  • Danny

    I am emerging from the habit of shaming myself, and find that shame to be a limiting part of much of my past. As a parent, I consciously try to encourage my son and show him that it is OK, to make a mistake, without using fear or shame. I have caught him working to build others up and to encourage them by telling them that it is OK when they make mistakes.

    Imagine, a small child who spills his favorite drink (actually, a VERY rare thing to have a spill) and then say “That’s OK!” While he runs to get a towel. No shame, just responsibility for the problem at hand and a positive approach to resolving it.

    He’ll be 5 years old in a few weeks, and Daddy is PROUD. Now, to ensure that I stay on the path he is demonstrating for us. Now, I get to learn for myself from what I have taught him.

  • Christine Kane

    Hi Colin – I don’t think that shame, in any way, is healthy. I see what you’re saying here – but I know there’s a way to know that “oops, I went too far” without accompanying that thought with shame – which is an energy-suck. I observe parents who use shame and fear on their kids. And I observe parents who are able to get the same kind of results in their families without that added hell of shame – and it’s amazing to me to see how much more grounded the children are.

    I’m sure there are other readers who would have thoughts on this subject as well.
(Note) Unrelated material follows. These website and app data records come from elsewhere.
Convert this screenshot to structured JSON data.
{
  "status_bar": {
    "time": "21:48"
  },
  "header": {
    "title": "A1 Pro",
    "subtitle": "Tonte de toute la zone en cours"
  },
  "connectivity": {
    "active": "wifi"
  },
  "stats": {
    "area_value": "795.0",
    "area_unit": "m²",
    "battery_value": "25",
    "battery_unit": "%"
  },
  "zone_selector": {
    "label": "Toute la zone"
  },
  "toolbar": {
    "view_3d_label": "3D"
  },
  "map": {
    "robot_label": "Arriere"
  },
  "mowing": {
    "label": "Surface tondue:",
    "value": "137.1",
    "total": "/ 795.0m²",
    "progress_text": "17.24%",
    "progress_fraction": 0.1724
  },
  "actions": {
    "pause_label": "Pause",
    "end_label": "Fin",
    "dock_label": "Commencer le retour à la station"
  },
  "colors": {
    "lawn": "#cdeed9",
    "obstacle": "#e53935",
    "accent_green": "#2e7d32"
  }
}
I’d be curious to hear from the massage therapists and other energy healers (or just anyone, actually!) about shame and whether or not you can be self-governed without the added emotion of shame…

  • Colin

    Do you think there is such a thing as ‘healthy’shame? This is not a loaded question, just curious if you see any merit to the idea of a shame (re: ashamed) as an emotion that we need to label in ourselves occasionally that so many people say is negative, but might actually be a self-governing emotional tool; something that says “I’ve gone too far”.